Until the 1970s, explicit measures were taken by the government of Brazil to eradicate slums, including the relocation and in some cases undertak- ing forced evictions of families living in slums. While many slum dwellers were granted housing units, these were usually located in the periphery of cities, disconnected from the job market, decent public transporta- tion and urban facilities. Before the adoption of the new Constitution in 1988, the first slum upgrading policies were mainly local initiatives, carried out by states and municipalities, such as Rio de Janeiro’s Projeto Mutirao (1981) and Cada Familia Um Lote (1983). These initiatives oper- ated in parallel to the actions of the national government but were not necessarily connected3.
A new national approach towards urban development - a more inclusive
and at scale approach - started from a chapter on urban policy written into the new Constitution of 1988 which outlined the social function of the city (and thus urban development) and of rights to land. This was an important moment in the history of slum upgrading in Brazil and was a clear milestone for social movements after many years of popular strug- gle.

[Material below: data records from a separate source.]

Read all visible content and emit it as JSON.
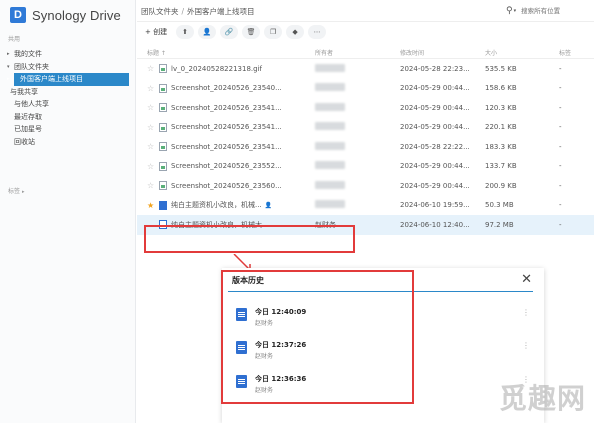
{
  "app": {
    "logo_letter": "D",
    "name": "Synology Drive"
  },
  "sidebar": {
    "section_label": "共用",
    "items": [
      {
        "label": "我的文件",
        "caret": "▸"
      },
      {
        "label": "团队文件夹",
        "caret": "▾"
      },
      {
        "label": "外国客户端上线项目",
        "caret": "▸"
      },
      {
        "label": "与我共享"
      },
      {
        "label": "与他人共享"
      },
      {
        "label": "最近存取"
      },
      {
        "label": "已加星号"
      },
      {
        "label": "回收站"
      }
    ],
    "tags_label": "标签"
  },
  "header": {
    "breadcrumb": [
      "团队文件夹",
      "外国客户端上线项目"
    ],
    "search_placeholder": "搜索所有位置"
  },
  "toolbar": {
    "create_label": "+ 创建"
  },
  "table": {
    "columns": {
      "name": "标题 ↑",
      "owner": "所有者",
      "modified": "修改时间",
      "size": "大小",
      "tags": "标签"
    },
    "rows": [
      {
        "name": "lv_0_20240528221318.gif",
        "modified": "2024-05-28 22:23...",
        "size": "535.5 KB",
        "tags": "-",
        "icon": "img",
        "starred": false
      },
      {
        "name": "Screenshot_20240526_23540...",
        "modified": "2024-05-29 00:44...",
        "size": "158.6 KB",
        "tags": "-",
        "icon": "img",
        "starred": false
      },
      {
        "name": "Screenshot_20240526_23541...",
        "modified": "2024-05-29 00:44...",
        "size": "120.3 KB",
        "tags": "-",
        "icon": "img",
        "starred": false
      },
      {
        "name": "Screenshot_20240526_23541...",
        "modified": "2024-05-29 00:44...",
        "size": "220.1 KB",
        "tags": "-",
        "icon": "img",
        "starred": false
      },
      {
        "name": "Screenshot_20240526_23541...",
        "modified": "2024-05-28 22:22...",
        "size": "183.3 KB",
        "tags": "-",
        "icon": "img",
        "starred": false
      },
      {
        "name": "Screenshot_20240526_23552...",
        "modified": "2024-05-29 00:44...",
        "size": "133.7 KB",
        "tags": "-",
        "icon": "img",
        "starred": false
      },
      {
        "name": "Screenshot_20240526_23560...",
        "modified": "2024-05-29 00:44...",
        "size": "200.9 KB",
        "tags": "-",
        "icon": "img",
        "starred": false
      },
      {
        "name": "纯白主题资机小改良，机械...",
        "modified": "2024-06-10 19:59...",
        "size": "50.3 MB",
        "tags": "-",
        "icon": "doc",
        "starred": true,
        "shared": true
      },
      {
        "name": "纯白主题资机小改良，机械大...",
        "owner": "赵财务",
        "modified": "2024-06-10 12:40...",
        "size": "97.2 MB",
        "tags": "-",
        "icon": "doc2",
        "starred": false,
        "selected": true
      }
    ]
  },
  "panel": {
    "title": "版本历史",
    "close": "✕",
    "versions": [
      {
        "time": "今日 12:40:09",
        "author": "赵财务"
      },
      {
        "time": "今日 12:37:26",
        "author": "赵财务"
      },
      {
        "time": "今日 12:36:36",
        "author": "赵财务"
      }
    ]
  },
  "watermark": "觅趣网"
}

One such movement, the National Movement for Urban Reform4, creat- ed in 1985, played a fundamental role in unifying all stakeholders and initiatives around pro-poor urban policy issues and was an integral part of pushing for a more inclusive and participatory urban agenda – one that affirmed the right to adequate housing and that committed to the social function of land. It also proposed , and in ensuring that slums and informal settlements were considered as areas that deserved attention and support.

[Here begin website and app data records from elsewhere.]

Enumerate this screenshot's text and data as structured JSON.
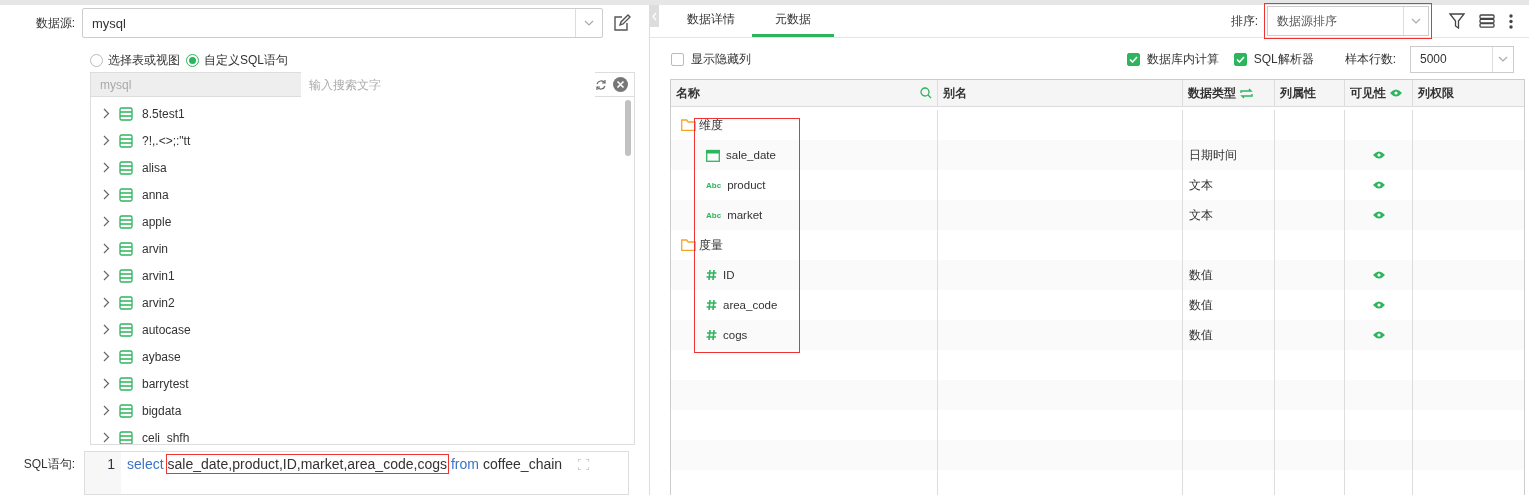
{
  "left": {
    "datasource": {
      "label": "数据源:",
      "value": "mysql"
    },
    "modes": [
      {
        "label": "选择表或视图",
        "selected": false
      },
      {
        "label": "自定义SQL语句",
        "selected": true
      }
    ],
    "browser": {
      "source": "mysql",
      "search_placeholder": "输入搜索文字",
      "items": [
        "8.5test1",
        "?!,.<>;:\"tt",
        "alisa",
        "anna",
        "apple",
        "arvin",
        "arvin1",
        "arvin2",
        "autocase",
        "aybase",
        "barrytest",
        "bigdata",
        "celi_shfh"
      ]
    },
    "sql": {
      "label": "SQL语句:",
      "line_number": "1",
      "keyword_select": "select",
      "columns": "sale_date,product,ID,market,area_code,cogs",
      "columns_highlighted": true,
      "keyword_from": "from",
      "table": "coffee_chain"
    }
  },
  "right": {
    "tabs": [
      {
        "label": "数据详情",
        "selected": false
      },
      {
        "label": "元数据",
        "selected": true
      }
    ],
    "sort": {
      "label": "排序:",
      "value": "数据源排序",
      "highlighted": true
    },
    "options": [
      {
        "label": "显示隐藏列",
        "checked": false
      },
      {
        "label": "数据库内计算",
        "checked": true
      },
      {
        "label": "SQL解析器",
        "checked": true
      }
    ],
    "sample_rows": {
      "label": "样本行数:",
      "value": "5000"
    },
    "table": {
      "columns": [
        "名称",
        "别名",
        "数据类型",
        "列属性",
        "可见性",
        "列权限"
      ],
      "name_column_highlighted": true,
      "groups": [
        {
          "name": "维度",
          "children": [
            {
              "name": "sale_date",
              "kind": "date",
              "type": "日期时间",
              "visible": true
            },
            {
              "name": "product",
              "kind": "text",
              "badge": "Abc",
              "type": "文本",
              "visible": true
            },
            {
              "name": "market",
              "kind": "text",
              "badge": "Abc",
              "type": "文本",
              "visible": true
            }
          ]
        },
        {
          "name": "度量",
          "children": [
            {
              "name": "ID",
              "kind": "number",
              "type": "数值",
              "visible": true
            },
            {
              "name": "area_code",
              "kind": "number",
              "type": "数值",
              "visible": true
            },
            {
              "name": "cogs",
              "kind": "number",
              "type": "数值",
              "visible": true
            }
          ]
        }
      ]
    }
  }
}
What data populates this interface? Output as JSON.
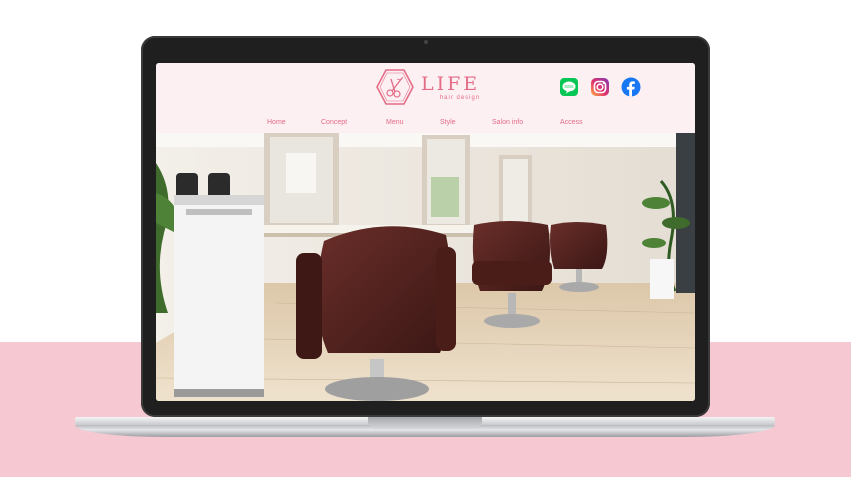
{
  "site": {
    "logo_title": "LIFE",
    "logo_subtitle": "hair design"
  },
  "nav": {
    "items": [
      {
        "label": "Home"
      },
      {
        "label": "Concept"
      },
      {
        "label": "Menu"
      },
      {
        "label": "Style"
      },
      {
        "label": "Salon info"
      },
      {
        "label": "Access"
      }
    ]
  },
  "social": {
    "icons": [
      "line-icon",
      "instagram-icon",
      "facebook-icon"
    ]
  },
  "colors": {
    "brand_pink": "#e46c86",
    "header_bg": "#fcf0f3",
    "band_pink": "#f6c8d1",
    "line_green": "#06c755",
    "facebook_blue": "#1877f2"
  },
  "hero": {
    "image": "salon-interior-photo"
  }
}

The first attempt at the national level to promote slum upgrading5- re- flecting the new thinking outlined in Brazil’s 1988 Constitution - was the creation of the Programa Habitar-Brasil in 1992, which brought basic sanitation and infrastructure facilities to informal settlements and slums. The programme was further expanded in 1999 with funds from the In- ter-American Development Bank (IDB)6. The expanded programme fo- cused on capacity-building activities for municipalities and the implemen- tation of pilot interventions on the ground which remained, however, very limited in scope and were not really promoting an integrated approach. At the same time the programme was entirely formulated by the Bank and this meant that there was a very limited sense of ownership from all stakeholders.
It was only in the 2000s that the emphasis on upgrading informal set- tlements and improving household well-being moved up the political agenda through relevant national policies and a significant increase in the level of investment and scale of the interventions with the creation of a dedicated investment programme.
The capacity of the Constitution to be effectively operationalized was no doubt supported by the ascendance of the Workers’ Party (PT) to the presidency with the election of candidate Lula da Silva (2003-2010). The party’s clear focus on social justice created great expectations for the par- ticipation of many, especially civil society, since the president was a charis- matic leader of social movements who had, for many decades, advocated for pro-poor policies across the country. Within this perspective, the fed- eral government made a sustained effort to listen to and encourage the participation of the population - in particular vulnerable sectors of the society - on different topics, including housing and urban development.
National and international social activism to improve the lives of slum dwellers in Brazil
At the same time that the new constitution adopted in 1988 heralded significant positive changes to improve the lives of slum dwellers, there were also significant challenges in the early years. The lack of regulation of the urban policy ch